The last 3 or 4 hours were torturous! The mud was thicker, which made my boots heavier. The hills were steeper and my grimace angrier. I was actually having feelings of hatred and anger towards these steep hills; like they’d personally wronged me in some way! Damn you, you stupid hills! Grrrrr. At times I was secretly hoping for a mudslide just so I could be in a horizontal position. Other times I was eyeing the coffee plants on the side of the trail thinking I could just sleep there for the night. Who needs a base camp anyway, you go ahead J, I’ll just lay down right here. I didn’t want to walk anymore! No more!
I tried to keep giving myself pep talks and J, the uber walker who was hardly struggling at all was very supportive. I tried to power myself up, power, power, power, but it wasn’t working very well. I’m from Florida dammit!!!!! I carried on just putting one foot in front of the other, stopping frequently to catch my breath. I just felt like crying, what a wuss. But I didn’t cry. No, no! Not until we made it to the basecamp, anyway; I did cry a little then, so relieved that we’d made it and that the hardest day finally was over.
We were wet from the days rain and there was a chill in the air as the sun set behind the Bumba hills. We sat by the fire all night warming our aching bodies and listened to Ernest, the guest house owner from Uganda, tell us all about his mission of helping local women and orphans in the area.
The last day was said to be only a 4-hour hike and mostly down hill; this is the only reason I was agreeable to getting out of bed. We had a hearty breakfast taking the bread and bananas for later and we left Bumba in our wet boots.
There’s not too much I can say about day 4 except that the sun was shining and we were happy to be drying out from the previous two days; and there was some relief in just knowing we were almost done! It was mostly downhill, which I was grateful for, but the last hour ended up being uphill, which I found totally unacceptable! You damn hills I thought I was done with you! But I had to carry on. I couldn’t get a moto at this stage! The four hours seemed to be never ending. I kept thinking once we made it around the next curve we’d see the pavement – the end of the trail.
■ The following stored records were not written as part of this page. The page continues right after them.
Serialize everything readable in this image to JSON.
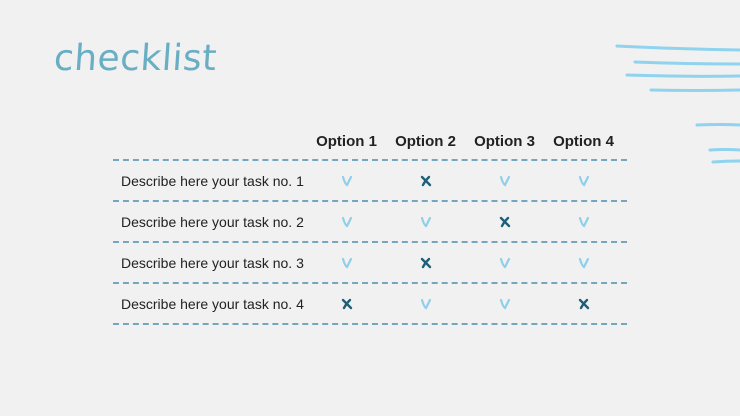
{
  "title": "checklist",
  "options": [
    "Option 1",
    "Option 2",
    "Option 3",
    "Option 4"
  ],
  "rows": [
    {
      "task": "Describe here your task no. 1",
      "marks": [
        "check",
        "cross",
        "check",
        "check"
      ]
    },
    {
      "task": "Describe here your task no. 2",
      "marks": [
        "check",
        "check",
        "cross",
        "check"
      ]
    },
    {
      "task": "Describe here your task no. 3",
      "marks": [
        "check",
        "cross",
        "check",
        "check"
      ]
    },
    {
      "task": "Describe here your task no. 4",
      "marks": [
        "cross",
        "check",
        "check",
        "cross"
      ]
    }
  ],
  "colors": {
    "check": "#8fcfea",
    "cross": "#1f5f7a",
    "title": "#6aaec4",
    "dashes": "#74a7bf",
    "decoration": "#8fd3ee"
  }
}
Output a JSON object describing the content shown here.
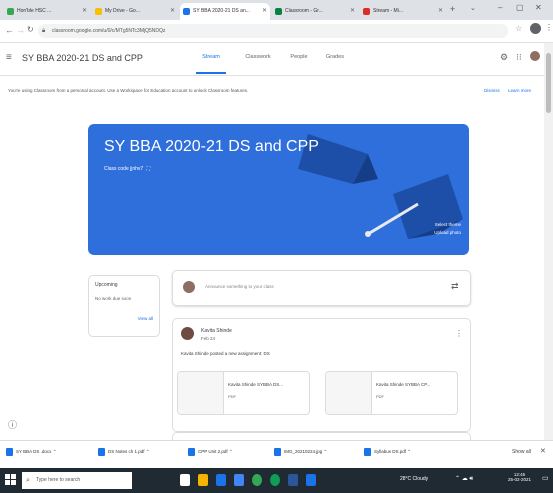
{
  "browser": {
    "tabs": [
      {
        "label": "Hon'ble HSC ...",
        "color": "#34a853"
      },
      {
        "label": "My Drive - Go...",
        "color": "#fbbc04"
      },
      {
        "label": "SY BBA 2020-21 DS an...",
        "color": "#1a73e8"
      },
      {
        "label": "Classroom - Gr...",
        "color": "#0b8043"
      },
      {
        "label": "Stream - Mi...",
        "color": "#d93025"
      }
    ],
    "address": "classroom.google.com/u/0/c/MTg5NTc3MjQ5NDQz"
  },
  "app": {
    "title": "SY BBA 2020-21 DS and CPP",
    "nav_tabs": [
      "Stream",
      "Classwork",
      "People",
      "Grades"
    ],
    "active_tab": "Stream",
    "accent": "#1a73e8"
  },
  "banner": {
    "text": "You're using Classroom from a personal account. Use a Workspace for Education account to unlock Classroom features.",
    "dismiss": "Dismiss",
    "learn_more": "Learn more"
  },
  "hero": {
    "title": "SY BBA 2020-21 DS and CPP",
    "class_code": "Class code  jjnhv7",
    "select_theme": "Select theme",
    "upload_photo": "Upload photo",
    "color": "#2f6fdc"
  },
  "upcoming": {
    "title": "Upcoming",
    "text": "No work due soon",
    "view_all": "View all"
  },
  "composer": {
    "placeholder": "Announce something to your class"
  },
  "post": {
    "author": "Kavita Shinde",
    "date": "Feb 24",
    "text": "Kavita Shinde posted a new assignment: DS",
    "attachments": [
      {
        "name": "Kavita Shinde SYBBA DS...",
        "type": "PDF"
      },
      {
        "name": "Kavita Shinde SYBBA CP...",
        "type": "PDF"
      }
    ]
  },
  "downloads": [
    {
      "label": "SY BBA DS .docx"
    },
    {
      "label": "DS Notes ch 1.pdf"
    },
    {
      "label": "CPP Unit 2.pdf"
    },
    {
      "label": "IMG_20210224.jpg"
    },
    {
      "label": "Syllabus DS.pdf"
    }
  ],
  "downloads_show_all": "Show all",
  "taskbar": {
    "search_placeholder": "Type here to search",
    "weather": "28°C Cloudy",
    "time": "12:45",
    "date": "25-02-2021",
    "icons": [
      {
        "name": "task-view-icon",
        "color": "#ffffff"
      },
      {
        "name": "explorer-icon",
        "color": "#f4b400"
      },
      {
        "name": "store-icon",
        "color": "#1a73e8"
      },
      {
        "name": "mail-icon",
        "color": "#4285f4"
      },
      {
        "name": "chrome-icon",
        "color": "#34a853"
      },
      {
        "name": "edge-icon",
        "color": "#0f9d58"
      },
      {
        "name": "word-icon",
        "color": "#2b579a"
      },
      {
        "name": "photos-icon",
        "color": "#1a73e8"
      }
    ]
  }
}
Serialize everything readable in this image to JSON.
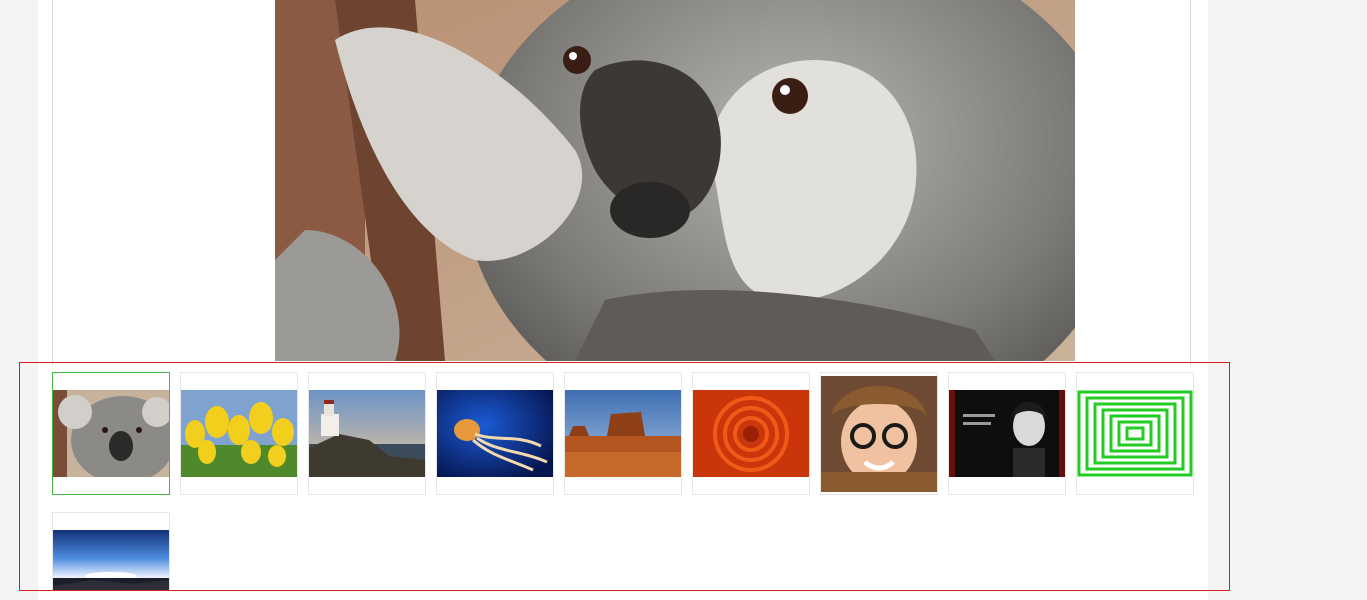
{
  "viewer": {
    "current_image": "koala",
    "selected_index": 0
  },
  "thumbnails": [
    {
      "subject": "koala",
      "selected": true
    },
    {
      "subject": "tulips",
      "selected": false
    },
    {
      "subject": "lighthouse",
      "selected": false
    },
    {
      "subject": "jellyfish",
      "selected": false
    },
    {
      "subject": "desert",
      "selected": false
    },
    {
      "subject": "chrysanthemum",
      "selected": false
    },
    {
      "subject": "child-portrait",
      "selected": false
    },
    {
      "subject": "audrey-hepburn-poster",
      "selected": false
    },
    {
      "subject": "green-squares",
      "selected": false
    },
    {
      "subject": "sunset-landscape",
      "selected": false
    }
  ],
  "colors": {
    "selected_border": "#44b844",
    "strip_border": "#d61f1f",
    "page_background": "#f4f4f4"
  }
}
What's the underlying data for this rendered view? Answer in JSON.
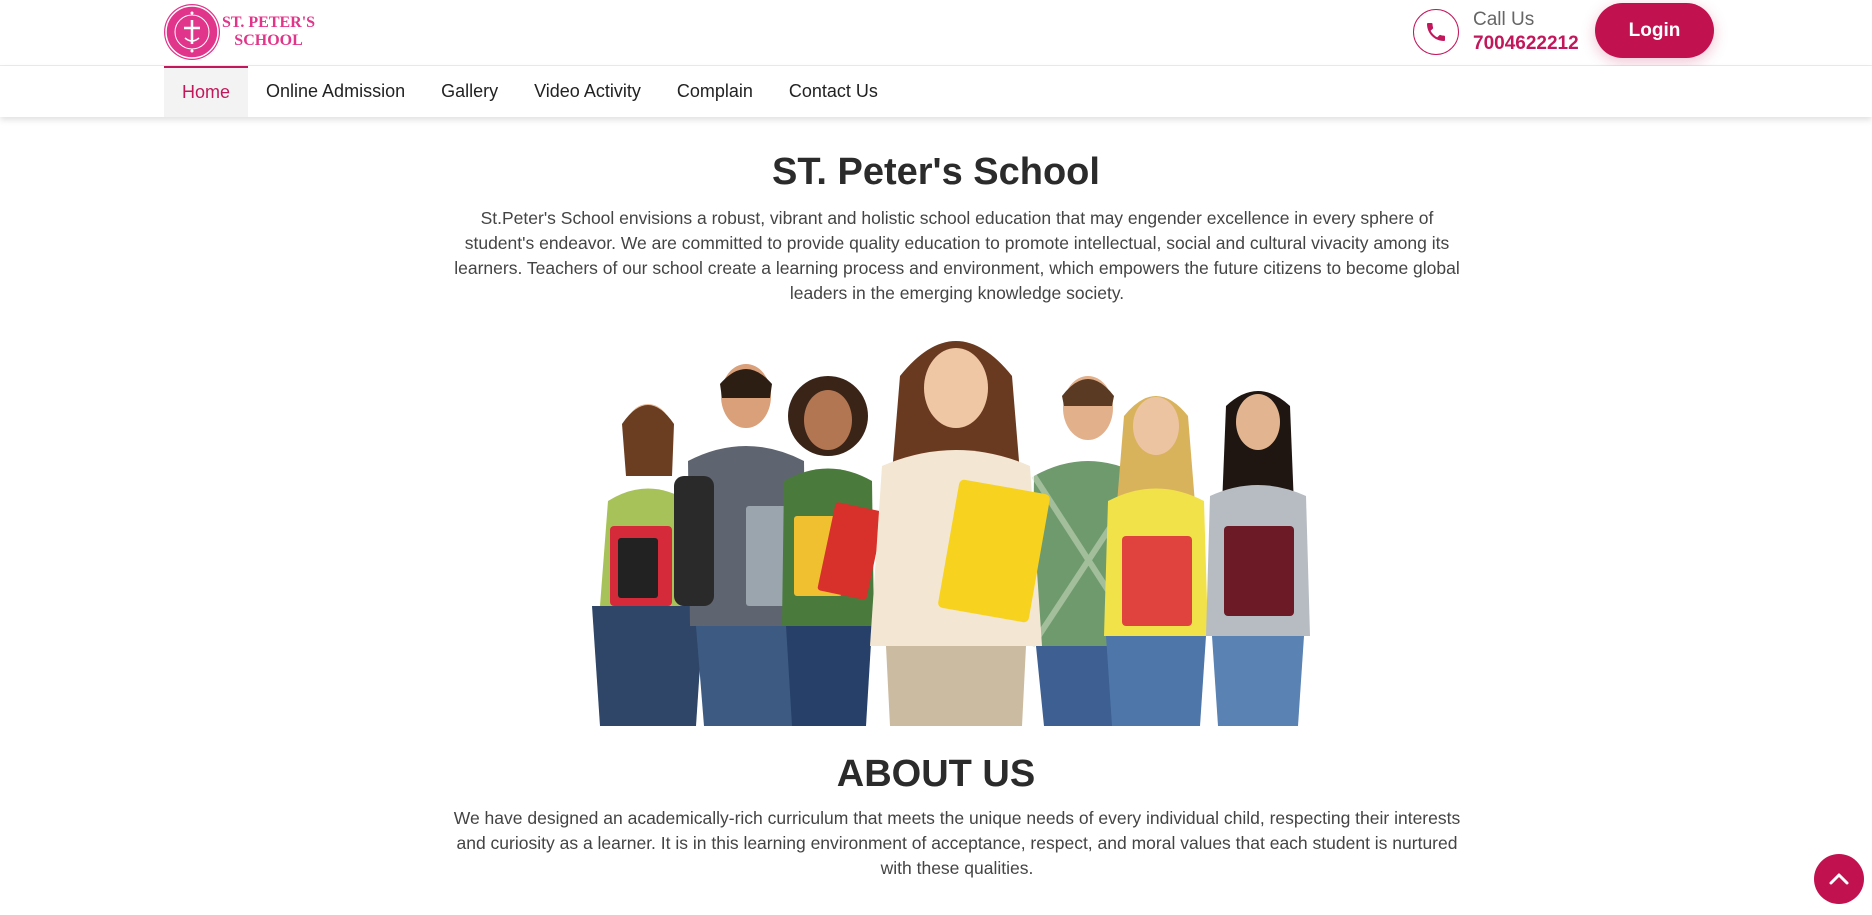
{
  "header": {
    "logo_line1": "ST. PETER'S",
    "logo_line2": "SCHOOL",
    "call_label": "Call Us",
    "call_number": "7004622212",
    "login_label": "Login"
  },
  "nav": {
    "items": [
      {
        "label": "Home",
        "active": true
      },
      {
        "label": "Online Admission"
      },
      {
        "label": "Gallery"
      },
      {
        "label": "Video Activity"
      },
      {
        "label": "Complain"
      },
      {
        "label": "Contact Us"
      }
    ]
  },
  "hero": {
    "title": "ST. Peter's School",
    "text": "St.Peter's School envisions a robust, vibrant and holistic school education that may engender excellence in every sphere of student's endeavor. We are committed to provide quality education to promote intellectual, social and cultural vivacity among its learners. Teachers of our school create a learning process and environment, which empowers the future citizens to become global leaders in the emerging knowledge society."
  },
  "about": {
    "title": "ABOUT US",
    "text": "We have designed an academically-rich curriculum that meets the unique needs of every individual child, respecting their interests and curiosity as a learner. It is in this learning environment of acceptance, respect, and moral values that each student is nurtured with these qualities."
  },
  "colors": {
    "brand": "#c2114f",
    "logo_pink": "#e0358a"
  },
  "icons": {
    "phone": "phone-icon",
    "scroll_top": "chevron-up-icon",
    "logo": "school-seal-logo"
  }
}
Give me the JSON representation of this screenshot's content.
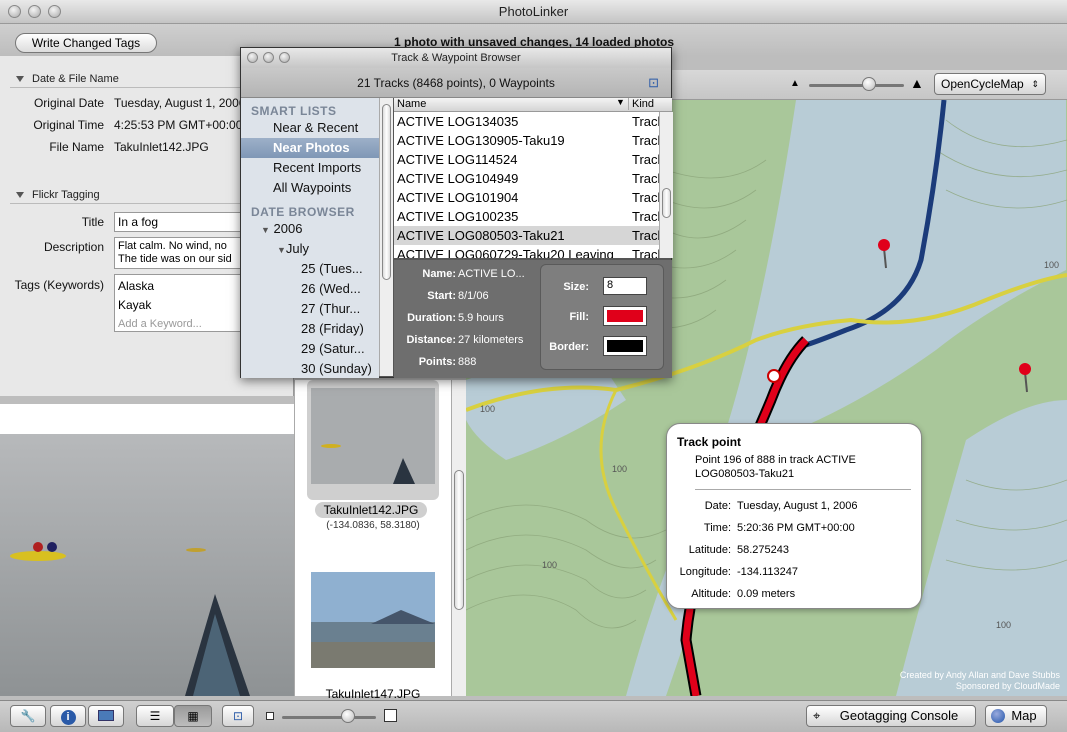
{
  "window": {
    "title": "PhotoLinker"
  },
  "toolbar": {
    "write_tags_label": "Write Changed Tags",
    "status": "1 photo with unsaved changes, 14 loaded photos"
  },
  "date_section": {
    "header": "Date & File Name",
    "original_date_label": "Original Date",
    "original_date": "Tuesday, August 1, 2006",
    "original_time_label": "Original Time",
    "original_time": "4:25:53 PM GMT+00:00",
    "file_name_label": "File Name",
    "file_name": "TakuInlet142.JPG"
  },
  "flickr_section": {
    "header": "Flickr Tagging",
    "title_label": "Title",
    "title_value": "In a fog",
    "description_label": "Description",
    "description_line1": "Flat calm. No wind, no",
    "description_line2": "The tide was on our sid",
    "tags_label": "Tags (Keywords)",
    "tags": [
      "Alaska",
      "Kayak"
    ],
    "tags_placeholder": "Add a Keyword..."
  },
  "thumbnails": [
    {
      "name": "TakuInlet142.JPG",
      "coords": "(-134.0836, 58.3180)"
    },
    {
      "name": "TakuInlet147.JPG",
      "coords": ""
    }
  ],
  "map_controls": {
    "map_type": "OpenCycleMap",
    "credit_line1": "Created by Andy Allan and Dave Stubbs",
    "credit_line2": "Sponsored by CloudMade",
    "contour_labels": [
      "100",
      "100",
      "100",
      "100",
      "100"
    ]
  },
  "browser": {
    "title": "Track & Waypoint Browser",
    "summary": "21 Tracks (8468 points), 0 Waypoints",
    "smart_lists_header": "SMART LISTS",
    "smart_lists": [
      "Near & Recent",
      "Near Photos",
      "Recent Imports",
      "All Waypoints"
    ],
    "selected_smart_list": "Near Photos",
    "date_browser_header": "DATE BROWSER",
    "year": "2006",
    "month": "July",
    "days": [
      "25 (Tues...",
      "26 (Wed...",
      "27 (Thur...",
      "28 (Friday)",
      "29 (Satur...",
      "30 (Sunday)"
    ],
    "col_name": "Name",
    "col_kind": "Kind",
    "tracks": [
      {
        "name": "ACTIVE LOG134035",
        "kind": "Track"
      },
      {
        "name": "ACTIVE LOG130905-Taku19",
        "kind": "Track"
      },
      {
        "name": "ACTIVE LOG114524",
        "kind": "Track"
      },
      {
        "name": "ACTIVE LOG104949",
        "kind": "Track"
      },
      {
        "name": "ACTIVE LOG101904",
        "kind": "Track"
      },
      {
        "name": "ACTIVE LOG100235",
        "kind": "Track"
      },
      {
        "name": "ACTIVE LOG080503-Taku21",
        "kind": "Track"
      },
      {
        "name": "ACTIVE LOG060729-Taku20 Leaving",
        "kind": "Track"
      }
    ],
    "details": {
      "name_label": "Name:",
      "name": "ACTIVE LO...",
      "start_label": "Start:",
      "start": "8/1/06",
      "duration_label": "Duration:",
      "duration": "5.9 hours",
      "distance_label": "Distance:",
      "distance": "27 kilometers",
      "points_label": "Points:",
      "points": "888",
      "size_label": "Size:",
      "size": "8",
      "fill_label": "Fill:",
      "fill_color": "#e0001a",
      "border_label": "Border:",
      "border_color": "#000000"
    }
  },
  "tooltip": {
    "title": "Track point",
    "line1": "Point 196 of 888 in track ACTIVE",
    "line2": "LOG080503-Taku21",
    "date_label": "Date:",
    "date": "Tuesday, August 1, 2006",
    "time_label": "Time:",
    "time": "5:20:36 PM GMT+00:00",
    "latitude_label": "Latitude:",
    "latitude": "58.275243",
    "longitude_label": "Longitude:",
    "longitude": "-134.113247",
    "altitude_label": "Altitude:",
    "altitude": "0.09 meters"
  },
  "bottombar": {
    "geotagging_console_label": "Geotagging Console",
    "map_label": "Map"
  },
  "colors": {
    "track_selected": "#e0001a",
    "track_blue": "#1b3b7a",
    "track_yellow": "#d8d040",
    "water": "#b8ccd6",
    "land": "#a9c79a"
  }
}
But the next curve turned into another and then another and another. Grrrr.
Finally!!! Pavement in the distance and the end of Part I of the CNT. Hurrah!! I’d never been so relieved to be done with something; 56 miles done and done! We caught a bus into town and checked into a guesthouse, never so eager to take proper showers and do laundry. We were a bit smelly as you can imagine.
A few days later we hopped a boat up the lake back to the nunnery so we could feast on their gorgeous meals and retrieve our stuff. I was already nostalgic for the trail and was half thinking we should’ve hiked Part II of the CNT… Ahhhh maybe next time.
Eryn. What a story. Thank you for for sharing your adventure. Steve and I were sitting on the lanai this evening enjoying a cool gin and tonic, reading your story and marveling at the wonderful pictures. We know we couldn’t do this 56 mile African trek, but thank you for writing so beautifully and transporting us to Africa from our very comfy home here in Fla. Lots of love. Xoxo. Keep on blogging we look forward to every one of them.
I love picturing you guys on the lanai having cocktails reading my blog. I’m glad they continue to entertain you. I miss everyone back home. I’m still recovering from the hike. My thighs are still killing me! And the hills in Kigali aren’t much better. We take moto’s everywhere in the city. Hugs and kisses to you, Steve, Lotte and the boys 🙂